Mapungubwe, a World Heritage Site in Limpopo, has a history going back many hundreds of years to the period 1220 to 1290.

It was at Mapungubwe that a gold-plated rhino was found and now embodies the spirit of the African Renaissance and signifies the Order of Mapungubwe. Nelson Mandela was the first recipient.

In 1995, Mandela presented George Monibot with a UN Global 500 Award for outstanding environmental achievement.

To quote George Monibot: “The current generation is the most privileged to have lived. This is because, compared to those who have gone before, the current generation has the best medical technology to keep us healthy and living longer, the best communications systems to have existed, the cheapest and fastest forms of global travel and the best (generally speaking) standards of living yet experienced on Earth.

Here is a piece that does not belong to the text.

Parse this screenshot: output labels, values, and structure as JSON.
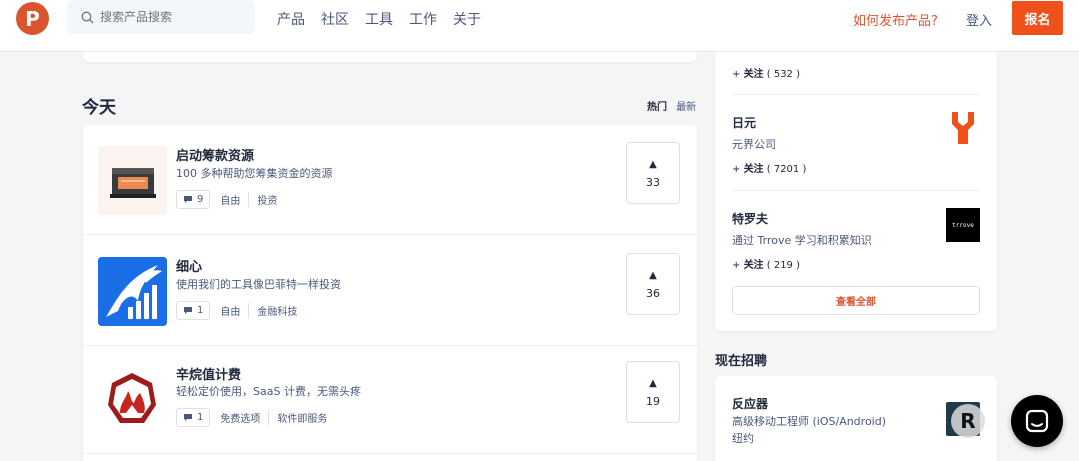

“Compared to future generations, we are also likely to enjoy the most stable climate, better environmental health, cleaner water and more plentiful resources from which we generate our wealth, health and livelihoods. But this good fortune places a great responsibility on us, and it is the current generation that has the most important role to play in ensuring that future generations are indeed not less well off than we are, and are not burdened with having to fix our mistakes and clean up our messes.

“Our challenge is to use the advantages we have over previous generations and turn them into gifts for the next, by leaving a planet that is better off for our existence, and healthier as a result of the advancements that we should be using for much more than our immediate, but short-term, benefit at the expense of the generations yet to come.”

Surely, therefore, with man’s capabilities and resources, and being mindful of the pressing need to protect our heritage, we can save our precious rhino from extinction.

Drastic, serious and urgent action is required – no measurable progress has been made over the recent few years and we are now losing rhino at a rate that exceeds their reproductive capacity.

We are the custodians of our wildlife and are responsible for ensuring that future generations should enjoy our natural heritage.

We cannot escape the fact that wildlife is being slaughtered by poachers, mainly to satisfy the demands of people in Asia and the East. Most poaching incursions are via Mozambique:

* Rhino are slaughtered for their horn.

* Elephant are slaughtered for their ivory.

* Lion are slaughtered for their bones.

Despite the commendable efforts to fight poaching by individuals and conservation groups, we do not appear to be making significant gains against poachers and the syndicates controlling them. Greater effort is, therefore, required by the government.

It would appear that the poacher organisations are always one step ahead and that there is not enough commitment by our government to win the war. There is a feeling among a large number of people that the authorities simply do not have the will or commitment to rectify the crisis.

The following are some suggestions that the government could initiate or develop more fully:

* Clandestine operations into adjoining areas, particularly along the borders of the parks and reserves. If well-executed, the intelligence thus gained could lead to many successes in establishing who the poachers are and who they work for.

* Trade sanctions against Mozambique until it implements the necessary controls and measures to stop the action of poachers and the movement of animal products through the country.

* Better linkages and integration with bordering communities so that they benefit from “ownership” of the natural resources. Dr Bandile Mkhize (KwaZulu-Natal Ezemvelo-Wildlife) has spoken about the role of “community warriors” in this regard, but it is doubtful that there is adequate management to effectively link such “community warriors” to the authorities so that action can be taken.

* Improve the internal management systems within our parks to minimise the existing opportunities that enable poaching to continue with relative ease.

Surely man, with his substantial knowledge and extensive resources, must be capable of preventing extinction?

* Ian Bales-Smith is a Durban-based consultant, tourism guide and regular visitor to several game parks and nature reserves in southern Africa.

** The views expressed here are not necessarily those of Independent Newspapers.

The Mercury